===== Available data

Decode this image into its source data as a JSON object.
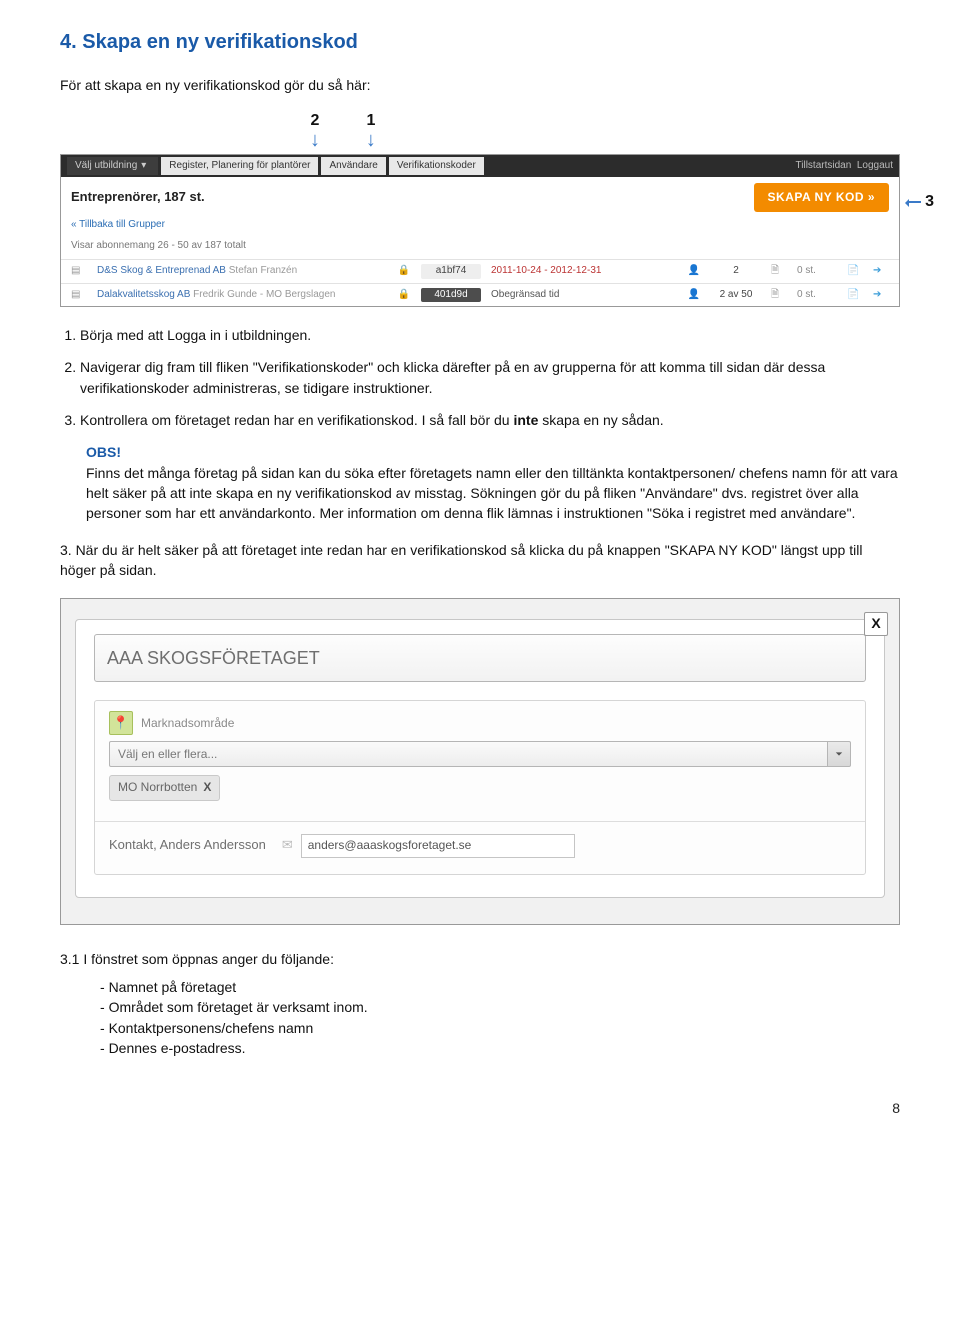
{
  "section": {
    "title": "4. Skapa en ny verifikationskod",
    "intro": "För att skapa en ny verifikationskod gör du så här:"
  },
  "arrows": {
    "left_num": "2",
    "right_num": "1",
    "side_num": "3"
  },
  "shot1": {
    "nav": {
      "tab1": "Välj utbildning",
      "tab2": "Register, Planering för plantörer",
      "tab3": "Användare",
      "tab4": "Verifikationskoder",
      "right1": "Tillstartsidan",
      "right2": "Loggaut"
    },
    "title": "Entreprenörer, 187 st.",
    "back": "« Tillbaka till Grupper",
    "meta": "Visar abonnemang 26 - 50 av 187 totalt",
    "btn": "SKAPA NY KOD   »",
    "rows": [
      {
        "name": "D&S Skog & Entreprenad AB",
        "person": "Stefan Franzén",
        "code": "a1bf74",
        "code_dark": false,
        "date": "2011-10-24 - 2012-12-31",
        "n": "2",
        "cnt": "0 st."
      },
      {
        "name": "Dalakvalitetsskog AB",
        "person": "Fredrik Gunde - MO Bergslagen",
        "code": "401d9d",
        "code_dark": true,
        "date": "Obegränsad tid",
        "n": "2 av 50",
        "cnt": "0 st."
      }
    ]
  },
  "steps": {
    "s1": "Börja med att Logga in i utbildningen.",
    "s2": "Navigerar dig fram till fliken \"Verifikationskoder\" och klicka därefter på en av grupperna för att komma till sidan där dessa verifikationskoder administreras, se tidigare instruktioner.",
    "s3_a": "Kontrollera om företaget redan har en verifikationskod. I så fall bör du ",
    "s3_b_strong": "inte",
    "s3_c": " skapa en ny sådan."
  },
  "obs": {
    "title": "OBS!",
    "body": "Finns det många företag på sidan kan du söka efter företagets namn eller den tilltänkta kontaktpersonen/ chefens namn för att vara helt säker på att inte skapa en ny verifikationskod av misstag. Sökningen gör du på fliken \"Användare\" dvs. registret över alla personer som har ett användarkonto. Mer information om denna flik lämnas i instruktionen \"Söka i registret med användare\"."
  },
  "step3": "3. När du är helt säker på att företaget inte redan har en verifikationskod så klicka du på knappen \"SKAPA NY KOD\" längst upp till höger på sidan.",
  "dialog": {
    "close": "X",
    "company": "AAA SKOGSFÖRETAGET",
    "mkt_label": "Marknadsområde",
    "mkt_placeholder": "Välj en eller flera...",
    "chip": "MO Norrbotten",
    "contact_name": "Kontakt,  Anders Andersson",
    "contact_email": "anders@aaaskogsforetaget.se"
  },
  "after": {
    "lead": "3.1 I fönstret som öppnas anger du följande:",
    "items": [
      "Namnet på företaget",
      "Området som företaget är verksamt inom.",
      "Kontaktpersonens/chefens namn",
      "Dennes e-postadress."
    ]
  },
  "page_number": "8"
}
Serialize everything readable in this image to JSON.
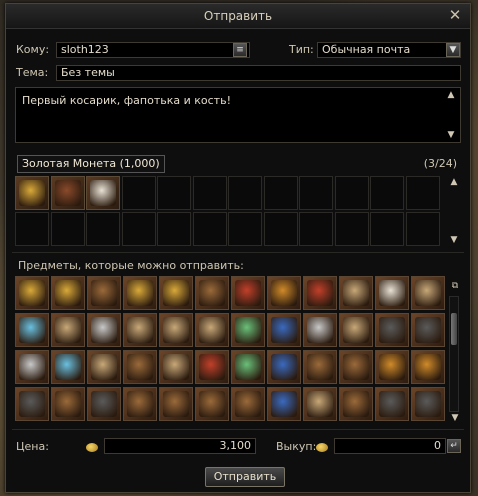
{
  "window": {
    "title": "Отправить"
  },
  "form": {
    "to_label": "Кому:",
    "to_value": "sloth123",
    "type_label": "Тип:",
    "type_value": "Обычная почта",
    "subject_label": "Тема:",
    "subject_value": "Без темы",
    "message": "Первый косарик, фапотька и кость!"
  },
  "attachments": {
    "tooltip": "Золотая Монета (1,000)",
    "count": "(3/24)",
    "items": [
      "gold-coin-icon",
      "helmet-icon",
      "bone-icon"
    ]
  },
  "available": {
    "label": "Предметы, которые можно отправить:",
    "items": [
      "gold-pile-icon",
      "gold-coin-icon",
      "vase-icon",
      "coin-icon",
      "skull-coin-icon",
      "amulet-icon",
      "red-potion-icon",
      "amber-potion-icon",
      "red-flask-icon",
      "scroll-icon",
      "bone-icon",
      "leather-icon",
      "diamond-icon",
      "map-icon",
      "cloth-icon",
      "pink-scroll-icon",
      "tablet-icon",
      "parchment-icon",
      "green-gem-stick-icon",
      "blue-gem-stick-icon",
      "metal-mesh-icon",
      "rope-icon",
      "coal-icon",
      "black-ore-icon",
      "powder-icon",
      "crystal-ball-icon",
      "rope-coil-icon",
      "chest-icon",
      "leather-piece-icon",
      "red-crystal-icon",
      "green-crystal-icon",
      "globe-icon",
      "box-icon",
      "nuts-icon",
      "amber-gem-icon",
      "orange-gem-icon",
      "robe-icon",
      "sack-icon",
      "bolt-icon",
      "chest-piece-icon",
      "cone-icon",
      "cone-icon",
      "cone-icon",
      "blue-book-icon",
      "fabric-icon",
      "chest-icon",
      "grey-cone-icon",
      "grey-cone-icon",
      "grey-cone-icon",
      "grey-cone-icon",
      "mithril-icon"
    ]
  },
  "footer": {
    "price_label": "Цена:",
    "price_value": "3,100",
    "redemption_label": "Выкуп:",
    "redemption_value": "0",
    "send_label": "Отправить"
  },
  "colors": {
    "window_bg": "#0e0e0e",
    "field_bg": "#000000",
    "accent": "#e8e0cc"
  }
}
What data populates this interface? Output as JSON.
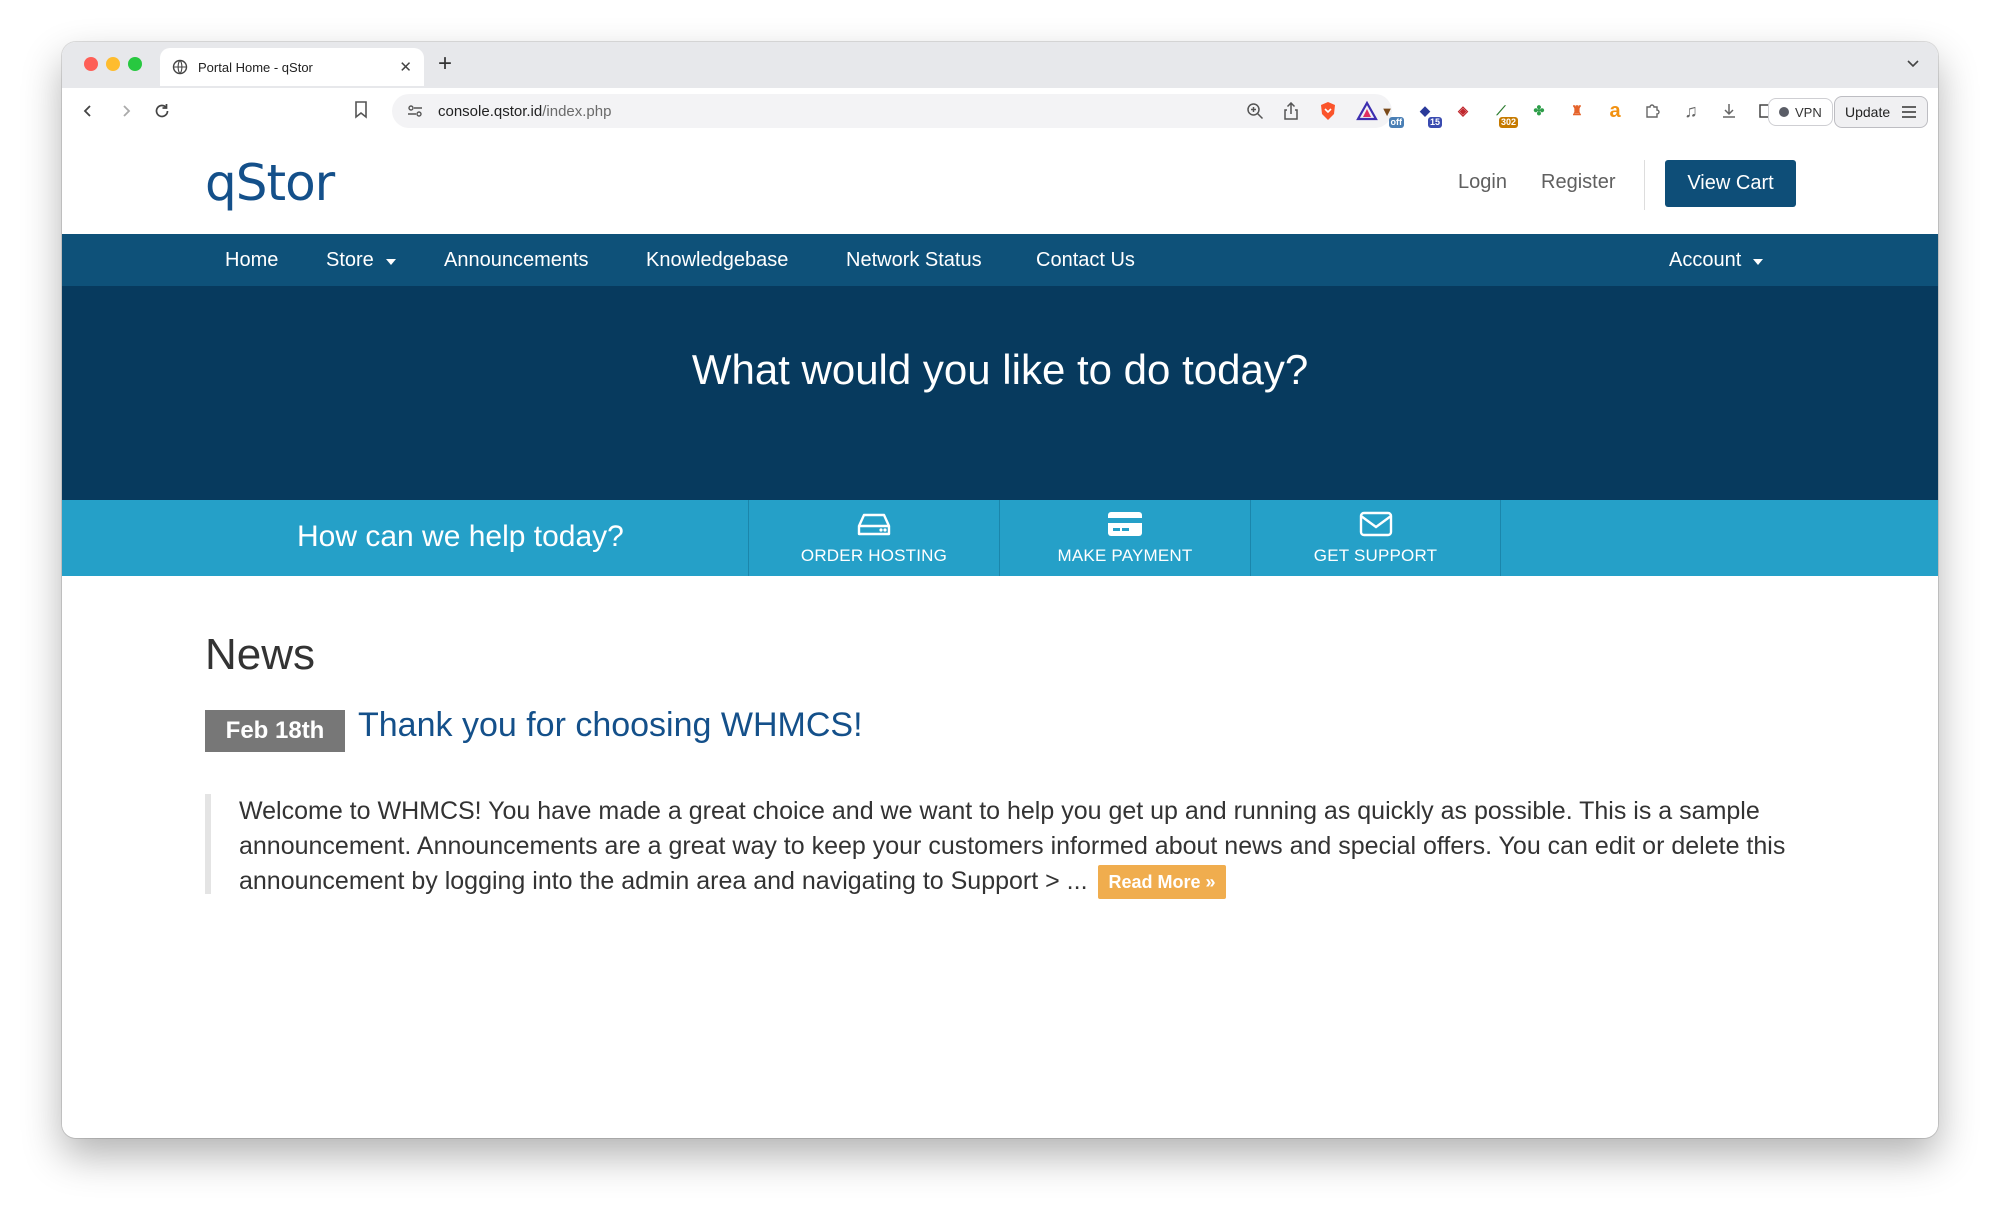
{
  "browser": {
    "tab_title": "Portal Home - qStor",
    "new_tab_symbol": "+",
    "url_host": "console.qstor.id",
    "url_path": "/index.php",
    "vpn_label": "VPN",
    "update_label": "Update",
    "extensions": [
      {
        "name": "off-extension-icon",
        "badge": "off"
      },
      {
        "name": "graduation-extension-icon",
        "badge": "15"
      },
      {
        "name": "diamond-extension-icon",
        "badge": ""
      },
      {
        "name": "redirect-extension-icon",
        "badge": "302"
      },
      {
        "name": "clover-extension-icon",
        "badge": ""
      },
      {
        "name": "chess-extension-icon",
        "badge": ""
      },
      {
        "name": "amazon-extension-icon",
        "badge": ""
      },
      {
        "name": "puzzle-extension-icon",
        "badge": ""
      },
      {
        "name": "music-extension-icon",
        "badge": ""
      },
      {
        "name": "download-icon",
        "badge": ""
      },
      {
        "name": "sidebar-icon",
        "badge": ""
      }
    ]
  },
  "header": {
    "logo": "qStor",
    "login": "Login",
    "register": "Register",
    "view_cart": "View Cart"
  },
  "nav": {
    "home": "Home",
    "store": "Store",
    "announcements": "Announcements",
    "knowledgebase": "Knowledgebase",
    "network_status": "Network Status",
    "contact_us": "Contact Us",
    "account": "Account"
  },
  "hero": {
    "title": "What would you like to do today?"
  },
  "helpbar": {
    "text": "How can we help today?",
    "actions": [
      {
        "label": "ORDER HOSTING",
        "icon": "server-icon"
      },
      {
        "label": "MAKE PAYMENT",
        "icon": "credit-card-icon"
      },
      {
        "label": "GET SUPPORT",
        "icon": "envelope-icon"
      }
    ]
  },
  "news": {
    "heading": "News",
    "items": [
      {
        "date": "Feb 18th",
        "title": "Thank you for choosing WHMCS!",
        "body": "Welcome to WHMCS! You have made a great choice and we want to help you get up and running as quickly as possible. This is a sample announcement. Announcements are a great way to keep your customers informed about news and special offers. You can edit or delete this announcement by logging into the admin area and navigating to Support > ...",
        "read_more": "Read More »"
      }
    ]
  },
  "colors": {
    "brand_blue": "#14508a",
    "nav_bg": "#0e5179",
    "hero_bg": "#073a5e",
    "helpbar_bg": "#25a0c8",
    "read_more_bg": "#f0ad4e"
  }
}
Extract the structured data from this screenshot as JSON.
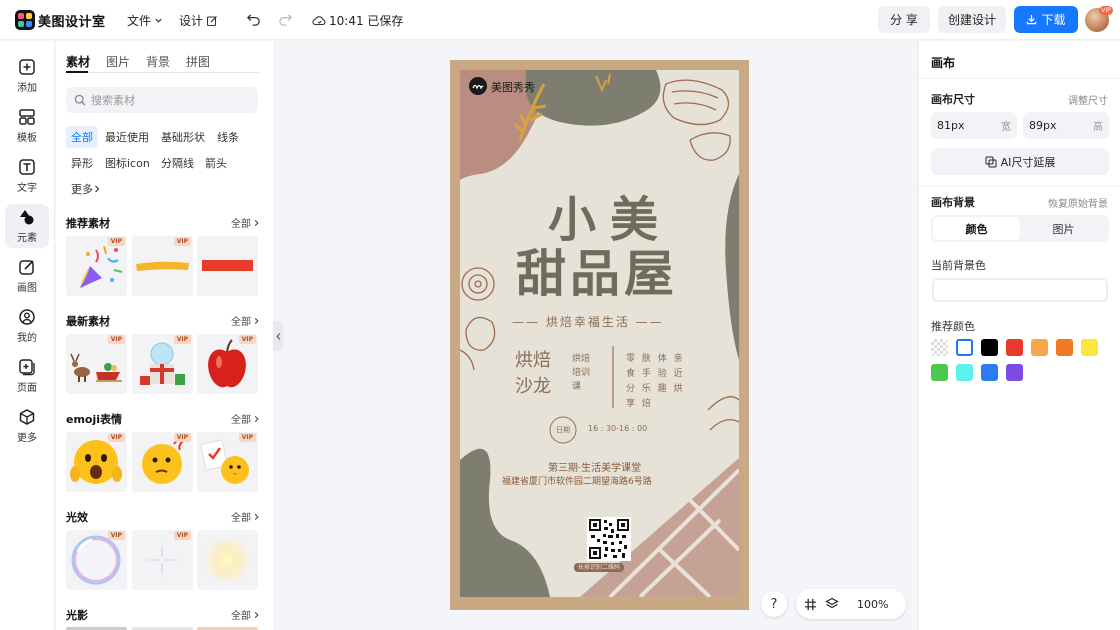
{
  "app": {
    "name": "美图设计室"
  },
  "toolbar": {
    "file_label": "文件",
    "design_label": "设计",
    "save_status": "10:41 已保存",
    "share_label": "分 享",
    "create_label": "创建设计",
    "download_label": "下载",
    "vip_badge": "VIP"
  },
  "rail": {
    "items": [
      {
        "label": "添加",
        "icon": "plus-square-icon"
      },
      {
        "label": "模板",
        "icon": "template-icon"
      },
      {
        "label": "文字",
        "icon": "text-icon"
      },
      {
        "label": "元素",
        "icon": "shapes-icon"
      },
      {
        "label": "画图",
        "icon": "draw-icon"
      },
      {
        "label": "我的",
        "icon": "user-icon"
      },
      {
        "label": "页面",
        "icon": "page-add-icon"
      },
      {
        "label": "更多",
        "icon": "cube-icon"
      }
    ],
    "active_index": 3
  },
  "panel": {
    "tabs": [
      "素材",
      "图片",
      "背景",
      "拼图"
    ],
    "search_placeholder": "搜索素材",
    "chips": [
      "全部",
      "最近使用",
      "基础形状",
      "线条",
      "异形",
      "图标icon",
      "分隔线",
      "箭头"
    ],
    "more_label": "更多",
    "all_label": "全部",
    "vip_label": "VIP",
    "sections": [
      {
        "title": "推荐素材",
        "thumbs": [
          {
            "vip": true
          },
          {
            "vip": true
          },
          {
            "vip": false
          }
        ]
      },
      {
        "title": "最新素材",
        "thumbs": [
          {
            "vip": true
          },
          {
            "vip": true
          },
          {
            "vip": true
          }
        ]
      },
      {
        "title": "emoji表情",
        "thumbs": [
          {
            "vip": true
          },
          {
            "vip": true
          },
          {
            "vip": true
          }
        ]
      },
      {
        "title": "光效",
        "thumbs": [
          {
            "vip": true
          },
          {
            "vip": true
          },
          {
            "vip": false
          }
        ]
      },
      {
        "title": "光影",
        "thumbs": []
      }
    ]
  },
  "poster": {
    "brand": "美图秀秀",
    "title_line1": "小美",
    "title_line2": "甜品屋",
    "subtitle": "—— 烘焙幸福生活 ——",
    "left_block": "烘焙\n沙龙",
    "left_small": "烘焙\n培训\n课",
    "right_block": [
      "零 肤 体 亲",
      "食 手 验 近",
      "分 乐 趣 烘",
      "享   焙"
    ],
    "date_box": "日期",
    "time_text": "16 : 30-16 : 00",
    "event_line1": "第三期·生活美学课堂",
    "event_line2": "福建省厦门市软件园二期望海路6号路",
    "qr_label": "长按识别二维码"
  },
  "zoom": {
    "help": "?",
    "value": "100%"
  },
  "right": {
    "title": "画布",
    "size_label": "画布尺寸",
    "adjust_label": "调整尺寸",
    "width_value": "81px",
    "width_unit": "宽",
    "height_value": "89px",
    "height_unit": "高",
    "ai_label": "AI尺寸延展",
    "bg_label": "画布背景",
    "restore_label": "恢复原始背景",
    "seg_color": "颜色",
    "seg_image": "图片",
    "current_bg_label": "当前背景色",
    "recommend_label": "推荐颜色",
    "colors": [
      "transparent",
      "#ffffff",
      "#000000",
      "#e8392a",
      "#f4a84a",
      "#f07a24",
      "#f7e73e",
      "#4cc84a",
      "#5ff0ee",
      "#2c7bf2",
      "#7b4be6"
    ]
  }
}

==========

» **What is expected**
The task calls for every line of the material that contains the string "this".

» **Your solution**
Decode this image into its source data as a JSON object.
Serialize everything readable in this image to JSON.
What data populates this interface? Output as JSON.
        "body": "Welcome to WHMCS! You have made a great choice and we want to help you get up and running as quickly as possible. This is a sample announcement. Announcements are a great way to keep your customers informed about news and special offers. You can edit or delete this announcement by logging into the admin area and navigating to Support > ...",
Extract the structured data from this screenshot as JSON.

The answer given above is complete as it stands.